Kruzickis currently own 37
By Bert Lehman
Four years ago Dennis Kruzicki didn’t know a thing about alpacas, now he and his wife Josie own 37 of the animals that are native to South America.
There is a good reason why the Kruzickis fell in love with alphacas — they were therapeutic for Dennis after he was diagnosed with cancer three years ago.
One day after his diagnosis Dennis stopped at an alpaca farm.
“When I decided to leave I realized I was there for two hours and I got attached to these animals,” Dennis said. “There are medications to help you fight cancer but there is nothing mental for you. These animals sure do it to me.”
Dennis admitted that he didn’t know anything about alpacas before that.
“I saw them and I thought, ‘What the heck are these animals?’” he said.
That one day spending time with alpacas changed Dennis’ life.
“It was so phenomenal. I called my wife that day, I said, ‘Let’s get into alpacas.’ She said, ‘Are you nuts? You may need a bone marrow transplant,’” Dennis said.
The Kruzicki’s alpaca herd started with six, which were previously owned by a neighbor. They were purchased for the Kruzickis by Dennis’ sister.
“He (neighbor) said your guardian angel came and paid for them,” Dennis said.
Josie said it was easy to convert the barn on the property to an alpaca barn.
Since the original six alpacas were purchased, Dennis and Josie have added to the herd by buying out some alpaca owners, and rescuing other alpacas.
“We didn’t want to see them go to the slaughter house,” Dennis said.
Josie said the alpacas have been beneficial to Dennis, especially since he had to stop working because of his battle with cancer.
“He has owned multiple businesses and has always needed to stay busy,” Josie said. “As any cancer patient knows, you need to keep busy. You need to keep your mind going. The alpacas have given him his drive.”
Knowing how alpacas helped him, Dennis and Josie have dubbed their alpacas — Kruzickis Kemo Kritters.
They give farm tours to those who request them. They’ve had residents from nursing homes and assisted living groups come visit the alpaca on the farm.
Josie said they want people to become aware of and familiar with alpacas.
“You can go to the county fairs and see the horses, the pigs, and the cows, but they don’t show alpacas at your county fair,” Josie said.
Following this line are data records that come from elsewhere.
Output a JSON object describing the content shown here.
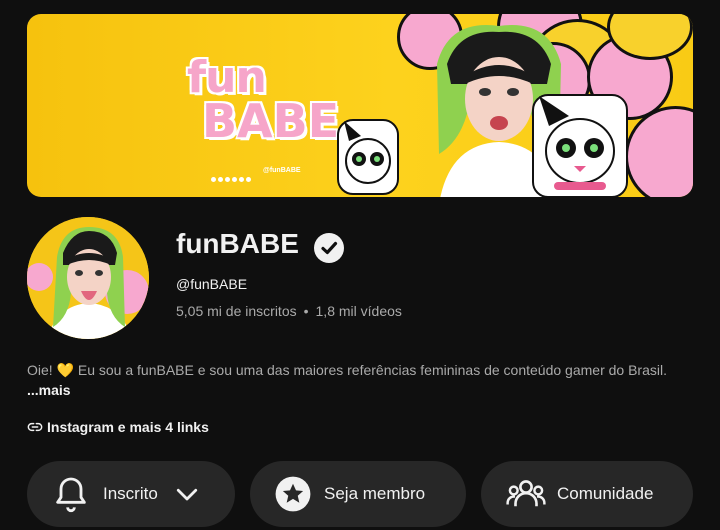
{
  "banner": {
    "logo_line1": "fun",
    "logo_line2": "BABE",
    "social_handle": "@funBABE"
  },
  "channel": {
    "title": "funBABE",
    "handle": "@funBABE",
    "subscribers": "5,05 mi de inscritos",
    "separator": "•",
    "videos": "1,8 mil vídeos",
    "verified_icon": "verified-check-icon"
  },
  "description": {
    "text": "Oie! 💛 Eu sou a funBABE e sou uma das maiores referências femininas de conteúdo gamer do Brasil.",
    "more_label": "...mais"
  },
  "links": {
    "label": "Instagram e mais 4 links",
    "icon": "link-icon"
  },
  "actions": {
    "subscribed_label": "Inscrito",
    "member_label": "Seja membro",
    "community_label": "Comunidade"
  },
  "colors": {
    "background": "#0f0f0f",
    "button_bg": "#272727",
    "banner_yellow": "#f9cb15",
    "banner_pink": "#f7a8cf",
    "secondary_text": "#aaaaaa"
  }
}
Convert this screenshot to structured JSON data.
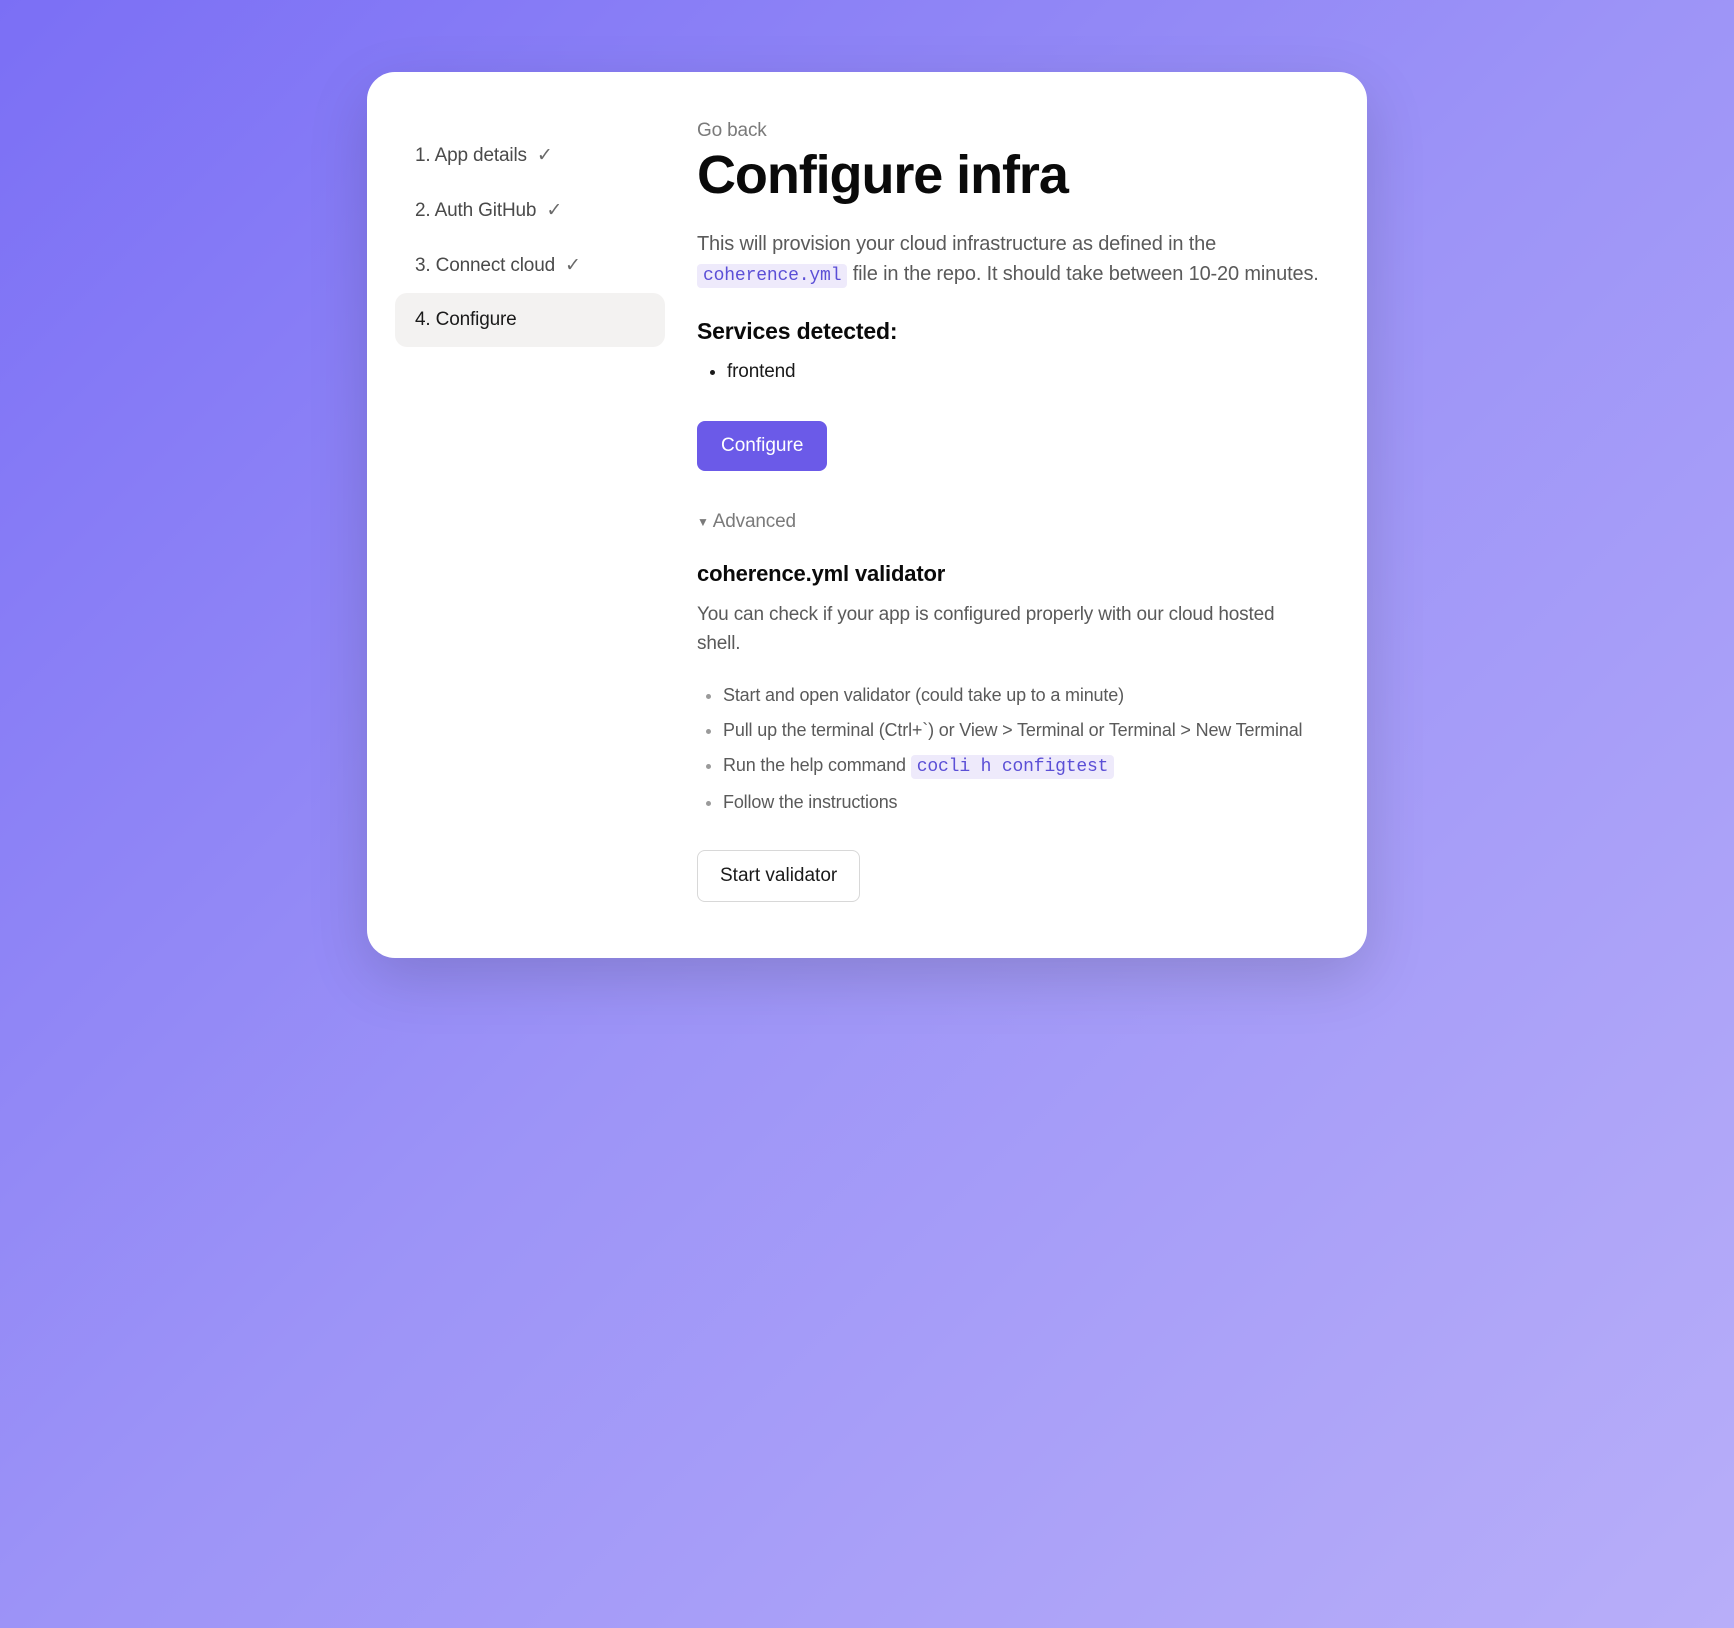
{
  "sidebar": {
    "steps": [
      {
        "label": "1. App details",
        "completed": true,
        "active": false
      },
      {
        "label": "2. Auth GitHub",
        "completed": true,
        "active": false
      },
      {
        "label": "3. Connect cloud",
        "completed": true,
        "active": false
      },
      {
        "label": "4. Configure",
        "completed": false,
        "active": true
      }
    ]
  },
  "main": {
    "go_back_label": "Go back",
    "title": "Configure infra",
    "description_pre": "This will provision your cloud infrastructure as defined in the ",
    "description_code": "coherence.yml",
    "description_post": " file in the repo. It should take between 10-20 minutes.",
    "services_heading": "Services detected:",
    "services": [
      "frontend"
    ],
    "configure_button": "Configure",
    "advanced_label": "Advanced",
    "validator": {
      "heading": "coherence.yml validator",
      "description": "You can check if your app is configured properly with our cloud hosted shell.",
      "steps": [
        {
          "text": "Start and open validator (could take up to a minute)"
        },
        {
          "text": "Pull up the terminal (Ctrl+`) or View > Terminal or Terminal > New Terminal"
        },
        {
          "text_pre": "Run the help command ",
          "code": "cocli h configtest"
        },
        {
          "text": "Follow the instructions"
        }
      ],
      "start_button": "Start validator"
    }
  }
}
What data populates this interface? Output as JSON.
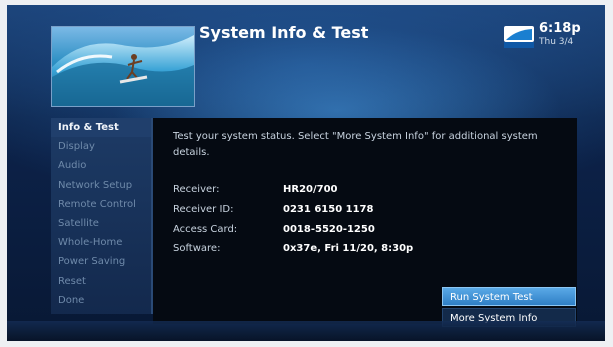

Each year the Kruzickis host an alpaca shearing day that the public is invited to. On this day each alpaca is sheared to remove their fiber coat. Josie said it is necessary to shear alpacas, otherwise they get too hot during Wisconsin’s summers.
She said since alpacas are native to South America, they normally populate the Andes Mountains.
“There, as the temperatures rise, they just run in the mountains, but they can’t do that here,” Josie said.
Since alpaca need to be sheared, the Kruzickis decided to make an event out of it, and allow the public to learn more about alpacas and get up close and personal to them.
“It’s not something you see every day,” Josie said.
She added, “This is our third one and it keeps getting bigger and bigger, which is fine because that’s what we want. As long as we have the alpacas we’re going to keep doing it.”
“It’s giving back to the community, letting them have the opportunity to see these animals,” Dennis added.
Those attending the event are often amazed at how soft the fiber coat is on alpacas, Josie said.
“Once you shear them, then the reaction is “Look at that thin neck. Look how tiny they are under there because that fiber is so deceiving,’” Josie said.
The fiber that is sheared from the alpacas is divided into three sections, depending on the part of the body it came from. Josie said she then cleans it and removes any organic matter before shipping it to a mill in Massachusetts, where it is added to other alpaca fiber.
“From there I’m able to purchase back socks, hats, gloves, trivets, yarn and a variety of different things that we can sell in our Kritter Kloset,” Josie said.
The Kritter Kloset is located at the Kruzicki farm in Bear Creek.
“We just want to share these wonderful animals with people,” said Dennis, who is currently in remission from cancer.
Josie added, “We love what we’re doing. We’re glad to share the knowledge and the excitement.”